Options and updates are few and far between. Adult learners who have not passed all four HiSET subject tests can either complete the exam by driving to Oklahoma, Louisiana, or New Mexico and taking the subject tests in those states (none of these states have residency requirements) or register in those states for the 'Test-At-Home' option, which is more expensive. They can also start entirely anew with the GED test.
On November 2, 2021, an announcement was made that a testing company called PSI Services acquired HiSET. PSI focuses on workforce and career development assessments. At that time, PSI hired the entire HiSET team to continue servicing HiSET students around the country. The transition could take up to a year to complete. If murmurings of the sale were happening in 2021, and it is reasonable to assume it was, then this could be the biggest reason for ETS not pushing to stay in Texas. The unfortunate thing is that the few HiSET supporters from 2017-2021 feel burned by HiSET's leaving. We have heard from many programs in the community that even if HiSET returns in the future, they cannot trust that this will happen again when the going gets tough. In our communications with HiSET's administration, they indicate they are hopeful they can return to Texas, but when that could be is yet to be determined.
The Tarrant Literacy Coalition will continue to fight for HSE test choice in the state; because choice matters.
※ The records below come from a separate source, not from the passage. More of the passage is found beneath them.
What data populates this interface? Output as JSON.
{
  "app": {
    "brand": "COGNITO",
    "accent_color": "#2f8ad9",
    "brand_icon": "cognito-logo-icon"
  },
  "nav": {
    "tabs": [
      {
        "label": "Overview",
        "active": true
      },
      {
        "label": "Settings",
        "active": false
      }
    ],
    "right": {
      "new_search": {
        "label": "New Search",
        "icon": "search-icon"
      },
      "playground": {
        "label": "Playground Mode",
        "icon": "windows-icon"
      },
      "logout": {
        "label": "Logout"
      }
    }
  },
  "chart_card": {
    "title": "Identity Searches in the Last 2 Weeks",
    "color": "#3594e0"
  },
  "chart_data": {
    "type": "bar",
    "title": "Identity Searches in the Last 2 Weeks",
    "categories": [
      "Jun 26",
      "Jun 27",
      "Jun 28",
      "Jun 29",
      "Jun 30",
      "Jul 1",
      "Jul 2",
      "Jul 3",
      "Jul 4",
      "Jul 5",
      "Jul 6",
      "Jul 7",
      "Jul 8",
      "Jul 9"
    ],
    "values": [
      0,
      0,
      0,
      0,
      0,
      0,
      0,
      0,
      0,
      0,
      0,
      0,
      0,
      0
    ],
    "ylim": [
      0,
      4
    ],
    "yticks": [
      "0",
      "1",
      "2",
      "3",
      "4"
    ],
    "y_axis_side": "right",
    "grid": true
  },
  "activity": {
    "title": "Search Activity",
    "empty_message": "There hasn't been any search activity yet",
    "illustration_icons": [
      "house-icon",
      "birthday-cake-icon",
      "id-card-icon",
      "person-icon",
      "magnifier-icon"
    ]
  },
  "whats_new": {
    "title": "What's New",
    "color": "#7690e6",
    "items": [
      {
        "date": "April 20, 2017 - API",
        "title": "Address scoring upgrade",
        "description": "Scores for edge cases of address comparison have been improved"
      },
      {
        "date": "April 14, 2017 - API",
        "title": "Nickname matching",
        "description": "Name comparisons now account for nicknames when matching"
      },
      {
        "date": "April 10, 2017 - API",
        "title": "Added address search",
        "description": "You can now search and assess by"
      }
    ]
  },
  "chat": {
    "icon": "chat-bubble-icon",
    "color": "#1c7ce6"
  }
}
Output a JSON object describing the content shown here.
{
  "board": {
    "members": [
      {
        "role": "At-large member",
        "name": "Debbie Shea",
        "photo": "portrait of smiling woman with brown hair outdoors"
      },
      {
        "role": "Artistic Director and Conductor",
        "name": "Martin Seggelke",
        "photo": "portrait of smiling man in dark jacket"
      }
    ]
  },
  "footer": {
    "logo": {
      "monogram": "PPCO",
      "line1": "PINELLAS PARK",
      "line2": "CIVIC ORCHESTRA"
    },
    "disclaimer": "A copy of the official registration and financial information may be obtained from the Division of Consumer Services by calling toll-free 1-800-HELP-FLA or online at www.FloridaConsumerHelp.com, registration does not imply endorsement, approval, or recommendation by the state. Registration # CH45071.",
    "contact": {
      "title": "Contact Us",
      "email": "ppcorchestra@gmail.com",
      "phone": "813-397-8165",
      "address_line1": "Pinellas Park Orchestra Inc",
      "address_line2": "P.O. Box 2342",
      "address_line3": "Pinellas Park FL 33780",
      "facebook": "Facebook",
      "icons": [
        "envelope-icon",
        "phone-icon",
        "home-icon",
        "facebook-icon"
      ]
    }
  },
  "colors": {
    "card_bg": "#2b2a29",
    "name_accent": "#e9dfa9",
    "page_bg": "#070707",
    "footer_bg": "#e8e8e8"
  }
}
Choice builds ownership in learning. Choice emboldens true differentiation. Choice allows learners to display their skills in the way that best represents their knowledge. And choice + agency = learning. The fight is arduous, as the response to our calls for support is tepid at best; however, the fight is critical to the future of our state.
All links in this article, as well as a recorded version of the "Autopsy to Advocacy" presentation can be found at https://tinyurl.com/EdOpPt4
*The exception is 2013, before the GED exam changed, updating content and delivery and nullifying any partially completed test results.
** The exception here is the start of the pandemic in 2020. ETS HiSET's 'business decision' line was in the context of ETS being a nonprofit organization, and all nonprofits were significantly negatively affected by the pandemic. The justification was a reduction of overall services, focusing inwardly and strengthening markets on the cusp of success or failure. Texas, it would seem, was clearly in the failure column.